INPUT DATA below:
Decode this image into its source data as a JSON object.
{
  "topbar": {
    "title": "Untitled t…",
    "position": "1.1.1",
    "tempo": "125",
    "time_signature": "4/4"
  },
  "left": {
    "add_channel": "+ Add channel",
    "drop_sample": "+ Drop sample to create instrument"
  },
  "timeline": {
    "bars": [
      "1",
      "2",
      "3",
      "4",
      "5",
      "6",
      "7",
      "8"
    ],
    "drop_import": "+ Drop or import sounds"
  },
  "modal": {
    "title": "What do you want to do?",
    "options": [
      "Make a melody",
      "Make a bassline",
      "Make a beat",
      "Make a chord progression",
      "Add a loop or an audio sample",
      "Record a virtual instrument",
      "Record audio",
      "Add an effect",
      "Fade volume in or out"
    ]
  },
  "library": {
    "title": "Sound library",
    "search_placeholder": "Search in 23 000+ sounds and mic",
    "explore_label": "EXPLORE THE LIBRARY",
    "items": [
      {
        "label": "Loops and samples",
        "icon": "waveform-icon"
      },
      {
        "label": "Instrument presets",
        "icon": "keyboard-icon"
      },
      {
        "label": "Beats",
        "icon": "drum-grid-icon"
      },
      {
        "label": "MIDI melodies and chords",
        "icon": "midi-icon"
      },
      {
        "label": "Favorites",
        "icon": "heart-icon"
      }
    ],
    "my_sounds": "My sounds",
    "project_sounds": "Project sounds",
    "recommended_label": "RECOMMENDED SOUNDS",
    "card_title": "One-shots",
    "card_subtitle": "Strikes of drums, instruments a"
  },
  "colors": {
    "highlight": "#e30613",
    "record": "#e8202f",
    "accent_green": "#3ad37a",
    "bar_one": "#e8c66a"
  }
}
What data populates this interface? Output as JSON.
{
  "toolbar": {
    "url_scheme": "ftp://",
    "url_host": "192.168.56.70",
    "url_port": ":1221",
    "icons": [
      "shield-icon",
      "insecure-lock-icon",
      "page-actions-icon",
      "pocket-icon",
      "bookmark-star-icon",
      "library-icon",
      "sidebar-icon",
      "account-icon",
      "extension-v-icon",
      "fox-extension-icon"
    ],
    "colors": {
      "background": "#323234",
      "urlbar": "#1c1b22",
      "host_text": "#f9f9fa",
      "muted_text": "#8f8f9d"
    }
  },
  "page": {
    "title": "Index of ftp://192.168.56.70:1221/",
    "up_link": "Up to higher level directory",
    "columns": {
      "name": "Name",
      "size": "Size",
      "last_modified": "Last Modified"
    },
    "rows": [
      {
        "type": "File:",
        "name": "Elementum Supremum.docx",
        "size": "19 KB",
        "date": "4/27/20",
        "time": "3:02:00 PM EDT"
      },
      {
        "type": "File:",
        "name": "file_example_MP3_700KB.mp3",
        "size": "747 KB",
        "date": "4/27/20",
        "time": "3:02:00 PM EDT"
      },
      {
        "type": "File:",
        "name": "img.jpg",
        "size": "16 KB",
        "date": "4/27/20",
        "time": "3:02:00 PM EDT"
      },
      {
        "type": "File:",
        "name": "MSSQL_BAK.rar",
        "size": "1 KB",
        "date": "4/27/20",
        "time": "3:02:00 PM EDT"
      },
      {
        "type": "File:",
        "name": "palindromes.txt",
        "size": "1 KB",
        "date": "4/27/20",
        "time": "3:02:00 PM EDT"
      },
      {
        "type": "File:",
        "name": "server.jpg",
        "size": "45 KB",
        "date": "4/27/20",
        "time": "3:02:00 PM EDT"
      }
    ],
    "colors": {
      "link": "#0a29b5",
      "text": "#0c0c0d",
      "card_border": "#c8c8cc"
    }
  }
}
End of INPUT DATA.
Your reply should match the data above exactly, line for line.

Decode this image into its source data as a JSON object.
{
  "topbar": {
    "title": "Untitled t…",
    "position": "1.1.1",
    "tempo": "125",
    "time_signature": "4/4"
  },
  "left": {
    "add_channel": "+ Add channel",
    "drop_sample": "+ Drop sample to create instrument"
  },
  "timeline": {
    "bars": [
      "1",
      "2",
      "3",
      "4",
      "5",
      "6",
      "7",
      "8"
    ],
    "drop_import": "+ Drop or import sounds"
  },
  "modal": {
    "title": "What do you want to do?",
    "options": [
      "Make a melody",
      "Make a bassline",
      "Make a beat",
      "Make a chord progression",
      "Add a loop or an audio sample",
      "Record a virtual instrument",
      "Record audio",
      "Add an effect",
      "Fade volume in or out"
    ]
  },
  "library": {
    "title": "Sound library",
    "search_placeholder": "Search in 23 000+ sounds and mic",
    "explore_label": "EXPLORE THE LIBRARY",
    "items": [
      {
        "label": "Loops and samples",
        "icon": "waveform-icon"
      },
      {
        "label": "Instrument presets",
        "icon": "keyboard-icon"
      },
      {
        "label": "Beats",
        "icon": "drum-grid-icon"
      },
      {
        "label": "MIDI melodies and chords",
        "icon": "midi-icon"
      },
      {
        "label": "Favorites",
        "icon": "heart-icon"
      }
    ],
    "my_sounds": "My sounds",
    "project_sounds": "Project sounds",
    "recommended_label": "RECOMMENDED SOUNDS",
    "card_title": "One-shots",
    "card_subtitle": "Strikes of drums, instruments a"
  },
  "colors": {
    "highlight": "#e30613",
    "record": "#e8202f",
    "accent_green": "#3ad37a",
    "bar_one": "#e8c66a"
  }
}
What data populates this interface? Output as JSON.
{
  "toolbar": {
    "url_scheme": "ftp://",
    "url_host": "192.168.56.70",
    "url_port": ":1221",
    "icons": [
      "shield-icon",
      "insecure-lock-icon",
      "page-actions-icon",
      "pocket-icon",
      "bookmark-star-icon",
      "library-icon",
      "sidebar-icon",
      "account-icon",
      "extension-v-icon",
      "fox-extension-icon"
    ],
    "colors": {
      "background": "#323234",
      "urlbar": "#1c1b22",
      "host_text": "#f9f9fa",
      "muted_text": "#8f8f9d"
    }
  },
  "page": {
    "title": "Index of ftp://192.168.56.70:1221/",
    "up_link": "Up to higher level directory",
    "columns": {
      "name": "Name",
      "size": "Size",
      "last_modified": "Last Modified"
    },
    "rows": [
      {
        "type": "File:",
        "name": "Elementum Supremum.docx",
        "size": "19 KB",
        "date": "4/27/20",
        "time": "3:02:00 PM EDT"
      },
      {
        "type": "File:",
        "name": "file_example_MP3_700KB.mp3",
        "size": "747 KB",
        "date": "4/27/20",
        "time": "3:02:00 PM EDT"
      },
      {
        "type": "File:",
        "name": "img.jpg",
        "size": "16 KB",
        "date": "4/27/20",
        "time": "3:02:00 PM EDT"
      },
      {
        "type": "File:",
        "name": "MSSQL_BAK.rar",
        "size": "1 KB",
        "date": "4/27/20",
        "time": "3:02:00 PM EDT"
      },
      {
        "type": "File:",
        "name": "palindromes.txt",
        "size": "1 KB",
        "date": "4/27/20",
        "time": "3:02:00 PM EDT"
      },
      {
        "type": "File:",
        "name": "server.jpg",
        "size": "45 KB",
        "date": "4/27/20",
        "time": "3:02:00 PM EDT"
      }
    ],
    "colors": {
      "link": "#0a29b5",
      "text": "#0c0c0d",
      "card_border": "#c8c8cc"
    }
  }
}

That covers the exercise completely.